-- Opening Marker --

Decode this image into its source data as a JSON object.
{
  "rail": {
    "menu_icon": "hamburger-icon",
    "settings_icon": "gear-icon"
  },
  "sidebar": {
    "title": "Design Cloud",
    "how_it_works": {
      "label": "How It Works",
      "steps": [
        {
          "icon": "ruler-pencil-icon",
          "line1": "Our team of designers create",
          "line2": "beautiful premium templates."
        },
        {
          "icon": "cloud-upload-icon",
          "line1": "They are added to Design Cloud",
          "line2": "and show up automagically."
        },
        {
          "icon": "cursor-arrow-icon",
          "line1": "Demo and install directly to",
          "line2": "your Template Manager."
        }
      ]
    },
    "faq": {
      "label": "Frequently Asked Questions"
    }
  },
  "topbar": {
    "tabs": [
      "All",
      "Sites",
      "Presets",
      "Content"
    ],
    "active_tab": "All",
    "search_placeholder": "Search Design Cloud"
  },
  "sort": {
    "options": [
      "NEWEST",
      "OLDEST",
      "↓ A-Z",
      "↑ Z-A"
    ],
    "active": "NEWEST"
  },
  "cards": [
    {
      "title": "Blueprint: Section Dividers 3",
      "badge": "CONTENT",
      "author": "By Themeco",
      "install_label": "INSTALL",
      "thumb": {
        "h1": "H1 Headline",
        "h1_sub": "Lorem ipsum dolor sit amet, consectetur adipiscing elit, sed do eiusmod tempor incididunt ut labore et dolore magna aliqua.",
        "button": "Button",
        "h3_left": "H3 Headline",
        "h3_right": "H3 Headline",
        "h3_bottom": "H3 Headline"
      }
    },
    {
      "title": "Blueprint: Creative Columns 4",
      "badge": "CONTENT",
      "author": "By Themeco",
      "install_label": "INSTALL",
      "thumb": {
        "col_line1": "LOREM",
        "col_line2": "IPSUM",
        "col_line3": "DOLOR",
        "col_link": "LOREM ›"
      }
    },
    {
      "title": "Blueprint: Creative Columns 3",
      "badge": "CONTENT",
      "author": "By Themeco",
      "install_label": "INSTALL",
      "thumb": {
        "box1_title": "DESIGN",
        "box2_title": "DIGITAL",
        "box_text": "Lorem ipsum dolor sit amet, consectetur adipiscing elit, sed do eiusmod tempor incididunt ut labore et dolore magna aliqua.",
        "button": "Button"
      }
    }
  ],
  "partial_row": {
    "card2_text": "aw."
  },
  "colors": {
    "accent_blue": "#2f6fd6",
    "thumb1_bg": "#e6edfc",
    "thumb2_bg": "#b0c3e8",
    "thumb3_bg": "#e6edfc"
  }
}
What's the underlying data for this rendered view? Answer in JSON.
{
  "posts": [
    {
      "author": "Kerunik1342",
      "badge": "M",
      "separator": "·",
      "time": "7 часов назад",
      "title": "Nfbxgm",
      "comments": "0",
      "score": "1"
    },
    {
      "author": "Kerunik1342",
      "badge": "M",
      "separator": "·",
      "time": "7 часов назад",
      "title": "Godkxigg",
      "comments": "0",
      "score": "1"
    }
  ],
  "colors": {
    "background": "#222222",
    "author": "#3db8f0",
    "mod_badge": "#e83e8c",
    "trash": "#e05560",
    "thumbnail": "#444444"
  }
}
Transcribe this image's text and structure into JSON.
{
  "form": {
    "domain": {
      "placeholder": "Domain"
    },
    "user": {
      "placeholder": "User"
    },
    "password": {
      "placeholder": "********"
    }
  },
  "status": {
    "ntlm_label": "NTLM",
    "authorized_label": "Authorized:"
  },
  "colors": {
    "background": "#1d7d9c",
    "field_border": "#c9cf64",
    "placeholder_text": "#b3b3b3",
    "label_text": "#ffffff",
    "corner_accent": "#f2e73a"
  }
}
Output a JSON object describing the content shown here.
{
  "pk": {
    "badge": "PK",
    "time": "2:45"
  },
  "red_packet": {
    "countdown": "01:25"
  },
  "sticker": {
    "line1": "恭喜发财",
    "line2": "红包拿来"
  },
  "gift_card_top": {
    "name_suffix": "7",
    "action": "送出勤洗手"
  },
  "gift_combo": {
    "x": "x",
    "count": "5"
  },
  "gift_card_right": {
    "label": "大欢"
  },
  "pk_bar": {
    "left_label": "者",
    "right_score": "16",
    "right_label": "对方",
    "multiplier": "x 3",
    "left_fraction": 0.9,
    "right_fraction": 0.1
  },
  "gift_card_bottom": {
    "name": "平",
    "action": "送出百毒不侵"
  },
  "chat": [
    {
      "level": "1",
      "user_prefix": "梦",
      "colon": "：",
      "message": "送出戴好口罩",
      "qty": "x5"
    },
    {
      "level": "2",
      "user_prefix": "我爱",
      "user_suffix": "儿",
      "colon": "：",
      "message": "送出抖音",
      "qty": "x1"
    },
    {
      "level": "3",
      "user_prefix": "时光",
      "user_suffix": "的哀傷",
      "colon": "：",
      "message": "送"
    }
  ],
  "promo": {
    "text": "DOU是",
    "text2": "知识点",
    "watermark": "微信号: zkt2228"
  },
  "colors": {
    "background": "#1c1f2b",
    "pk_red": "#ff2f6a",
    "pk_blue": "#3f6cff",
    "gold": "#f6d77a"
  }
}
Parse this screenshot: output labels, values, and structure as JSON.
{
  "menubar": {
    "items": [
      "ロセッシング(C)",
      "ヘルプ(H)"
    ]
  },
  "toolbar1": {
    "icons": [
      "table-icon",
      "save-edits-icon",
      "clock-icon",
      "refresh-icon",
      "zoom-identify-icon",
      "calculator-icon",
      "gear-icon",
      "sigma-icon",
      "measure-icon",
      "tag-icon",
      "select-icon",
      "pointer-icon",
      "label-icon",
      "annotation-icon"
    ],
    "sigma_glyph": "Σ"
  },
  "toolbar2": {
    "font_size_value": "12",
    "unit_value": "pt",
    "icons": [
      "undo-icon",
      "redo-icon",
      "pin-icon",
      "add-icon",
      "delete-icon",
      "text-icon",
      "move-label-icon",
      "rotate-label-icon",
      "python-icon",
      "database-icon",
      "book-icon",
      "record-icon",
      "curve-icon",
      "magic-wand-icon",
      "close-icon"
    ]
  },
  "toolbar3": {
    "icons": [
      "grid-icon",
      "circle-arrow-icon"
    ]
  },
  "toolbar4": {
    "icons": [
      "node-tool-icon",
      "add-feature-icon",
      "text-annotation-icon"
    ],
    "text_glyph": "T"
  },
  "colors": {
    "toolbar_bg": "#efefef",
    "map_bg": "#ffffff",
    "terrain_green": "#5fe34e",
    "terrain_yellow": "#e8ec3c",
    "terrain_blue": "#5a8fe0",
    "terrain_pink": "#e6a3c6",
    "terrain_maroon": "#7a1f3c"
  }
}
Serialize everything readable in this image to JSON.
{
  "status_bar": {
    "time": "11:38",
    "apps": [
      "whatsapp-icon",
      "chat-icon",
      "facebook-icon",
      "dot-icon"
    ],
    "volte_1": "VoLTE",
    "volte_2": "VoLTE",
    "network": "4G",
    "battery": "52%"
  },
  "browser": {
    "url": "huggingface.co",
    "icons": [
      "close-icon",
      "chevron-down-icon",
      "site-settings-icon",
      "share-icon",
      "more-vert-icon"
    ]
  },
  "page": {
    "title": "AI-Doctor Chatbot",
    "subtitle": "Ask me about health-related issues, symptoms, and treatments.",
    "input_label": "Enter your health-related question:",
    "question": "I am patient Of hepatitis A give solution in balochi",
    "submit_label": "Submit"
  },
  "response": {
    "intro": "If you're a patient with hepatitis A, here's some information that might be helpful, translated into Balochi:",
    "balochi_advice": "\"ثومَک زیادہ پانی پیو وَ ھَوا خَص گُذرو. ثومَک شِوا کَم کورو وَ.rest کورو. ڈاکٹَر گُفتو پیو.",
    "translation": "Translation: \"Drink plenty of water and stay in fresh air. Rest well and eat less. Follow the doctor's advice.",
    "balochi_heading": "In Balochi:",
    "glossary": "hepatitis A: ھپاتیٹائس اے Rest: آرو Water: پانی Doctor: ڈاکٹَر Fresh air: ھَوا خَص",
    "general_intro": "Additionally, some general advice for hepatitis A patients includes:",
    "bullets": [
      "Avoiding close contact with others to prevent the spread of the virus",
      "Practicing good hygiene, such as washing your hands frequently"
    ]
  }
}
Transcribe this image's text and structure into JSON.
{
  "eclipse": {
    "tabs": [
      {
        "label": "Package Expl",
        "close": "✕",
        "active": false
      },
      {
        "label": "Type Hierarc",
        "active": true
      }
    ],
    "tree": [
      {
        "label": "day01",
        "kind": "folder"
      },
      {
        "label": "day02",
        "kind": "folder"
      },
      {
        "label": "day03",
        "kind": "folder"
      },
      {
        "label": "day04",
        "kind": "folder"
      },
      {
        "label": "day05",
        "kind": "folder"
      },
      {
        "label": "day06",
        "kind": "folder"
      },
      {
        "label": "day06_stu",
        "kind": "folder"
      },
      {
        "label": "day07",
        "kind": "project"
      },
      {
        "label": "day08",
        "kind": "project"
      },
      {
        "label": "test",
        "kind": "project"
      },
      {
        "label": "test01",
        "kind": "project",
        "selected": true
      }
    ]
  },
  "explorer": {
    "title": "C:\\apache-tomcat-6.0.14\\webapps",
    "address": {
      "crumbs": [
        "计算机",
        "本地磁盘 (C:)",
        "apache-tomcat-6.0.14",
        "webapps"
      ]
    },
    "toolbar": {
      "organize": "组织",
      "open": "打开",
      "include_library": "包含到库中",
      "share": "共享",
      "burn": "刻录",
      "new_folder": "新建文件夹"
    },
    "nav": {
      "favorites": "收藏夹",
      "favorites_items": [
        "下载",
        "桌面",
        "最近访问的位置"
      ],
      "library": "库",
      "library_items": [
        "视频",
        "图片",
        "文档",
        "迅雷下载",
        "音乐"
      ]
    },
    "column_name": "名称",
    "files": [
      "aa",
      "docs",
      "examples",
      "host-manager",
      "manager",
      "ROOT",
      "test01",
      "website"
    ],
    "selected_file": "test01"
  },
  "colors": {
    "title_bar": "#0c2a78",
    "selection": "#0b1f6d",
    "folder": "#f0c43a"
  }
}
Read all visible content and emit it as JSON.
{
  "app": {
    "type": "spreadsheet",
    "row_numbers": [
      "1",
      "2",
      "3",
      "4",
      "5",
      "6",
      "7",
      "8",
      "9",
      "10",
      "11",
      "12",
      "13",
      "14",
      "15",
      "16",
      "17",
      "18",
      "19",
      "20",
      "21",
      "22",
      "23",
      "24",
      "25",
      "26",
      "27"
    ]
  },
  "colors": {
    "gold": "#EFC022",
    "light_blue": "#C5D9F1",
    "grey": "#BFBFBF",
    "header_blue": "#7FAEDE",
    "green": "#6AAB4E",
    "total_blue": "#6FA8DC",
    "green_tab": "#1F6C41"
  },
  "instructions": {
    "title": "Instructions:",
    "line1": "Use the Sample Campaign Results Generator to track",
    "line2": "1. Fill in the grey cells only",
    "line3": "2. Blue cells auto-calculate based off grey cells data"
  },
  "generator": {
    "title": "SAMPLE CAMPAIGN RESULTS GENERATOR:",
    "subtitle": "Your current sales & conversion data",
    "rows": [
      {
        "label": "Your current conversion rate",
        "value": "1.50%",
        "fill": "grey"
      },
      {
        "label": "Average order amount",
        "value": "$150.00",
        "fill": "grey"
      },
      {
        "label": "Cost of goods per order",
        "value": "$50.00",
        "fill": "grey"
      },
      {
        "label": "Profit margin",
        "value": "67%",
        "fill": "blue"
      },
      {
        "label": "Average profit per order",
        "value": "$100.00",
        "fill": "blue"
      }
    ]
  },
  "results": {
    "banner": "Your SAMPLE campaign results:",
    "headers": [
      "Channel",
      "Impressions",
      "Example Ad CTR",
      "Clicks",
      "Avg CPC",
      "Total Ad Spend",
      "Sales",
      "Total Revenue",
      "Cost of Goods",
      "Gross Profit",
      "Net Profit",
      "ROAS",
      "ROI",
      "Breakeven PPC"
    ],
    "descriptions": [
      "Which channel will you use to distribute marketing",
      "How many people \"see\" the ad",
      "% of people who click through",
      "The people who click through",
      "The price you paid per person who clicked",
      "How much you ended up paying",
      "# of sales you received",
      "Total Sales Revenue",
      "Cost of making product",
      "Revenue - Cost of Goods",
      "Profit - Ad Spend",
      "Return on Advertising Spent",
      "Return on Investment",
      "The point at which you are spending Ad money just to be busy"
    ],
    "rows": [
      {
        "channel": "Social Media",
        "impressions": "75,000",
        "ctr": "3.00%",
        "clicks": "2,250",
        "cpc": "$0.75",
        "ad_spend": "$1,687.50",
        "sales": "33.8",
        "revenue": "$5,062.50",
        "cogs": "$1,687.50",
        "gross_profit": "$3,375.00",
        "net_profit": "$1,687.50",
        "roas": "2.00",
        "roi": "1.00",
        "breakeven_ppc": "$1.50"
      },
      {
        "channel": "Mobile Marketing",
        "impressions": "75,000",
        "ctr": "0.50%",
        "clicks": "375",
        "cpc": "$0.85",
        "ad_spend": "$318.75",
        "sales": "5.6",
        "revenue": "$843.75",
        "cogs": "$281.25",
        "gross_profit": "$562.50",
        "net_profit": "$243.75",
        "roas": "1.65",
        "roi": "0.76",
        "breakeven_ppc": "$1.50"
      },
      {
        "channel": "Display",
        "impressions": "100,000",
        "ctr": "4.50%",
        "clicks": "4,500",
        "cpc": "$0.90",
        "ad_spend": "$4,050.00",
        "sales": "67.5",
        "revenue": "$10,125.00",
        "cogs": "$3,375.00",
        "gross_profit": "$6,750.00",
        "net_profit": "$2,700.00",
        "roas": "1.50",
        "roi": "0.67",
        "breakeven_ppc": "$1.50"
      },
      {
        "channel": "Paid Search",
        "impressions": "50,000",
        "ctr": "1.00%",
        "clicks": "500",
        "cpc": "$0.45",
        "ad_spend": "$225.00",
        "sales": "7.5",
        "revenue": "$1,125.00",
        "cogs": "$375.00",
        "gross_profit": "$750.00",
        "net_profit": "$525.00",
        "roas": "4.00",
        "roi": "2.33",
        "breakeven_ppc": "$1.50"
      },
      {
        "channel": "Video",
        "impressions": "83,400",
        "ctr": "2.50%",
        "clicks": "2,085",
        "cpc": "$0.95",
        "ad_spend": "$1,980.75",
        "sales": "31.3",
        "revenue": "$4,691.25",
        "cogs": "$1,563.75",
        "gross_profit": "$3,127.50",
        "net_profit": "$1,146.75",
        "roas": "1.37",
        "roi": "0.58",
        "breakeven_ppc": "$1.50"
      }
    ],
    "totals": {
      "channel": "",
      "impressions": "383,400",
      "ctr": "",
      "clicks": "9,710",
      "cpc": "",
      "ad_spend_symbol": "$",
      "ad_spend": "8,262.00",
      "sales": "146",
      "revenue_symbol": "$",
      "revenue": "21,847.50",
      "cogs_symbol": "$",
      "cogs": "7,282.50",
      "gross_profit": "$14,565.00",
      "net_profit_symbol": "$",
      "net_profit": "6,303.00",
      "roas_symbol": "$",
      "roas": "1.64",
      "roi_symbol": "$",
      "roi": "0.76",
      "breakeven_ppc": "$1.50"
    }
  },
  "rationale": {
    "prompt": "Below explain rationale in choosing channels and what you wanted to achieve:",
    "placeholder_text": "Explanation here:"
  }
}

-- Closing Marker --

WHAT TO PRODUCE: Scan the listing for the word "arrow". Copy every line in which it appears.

EXPECTED ANSWER:
          "icon": "cursor-arrow-icon",
      "circle-arrow-icon"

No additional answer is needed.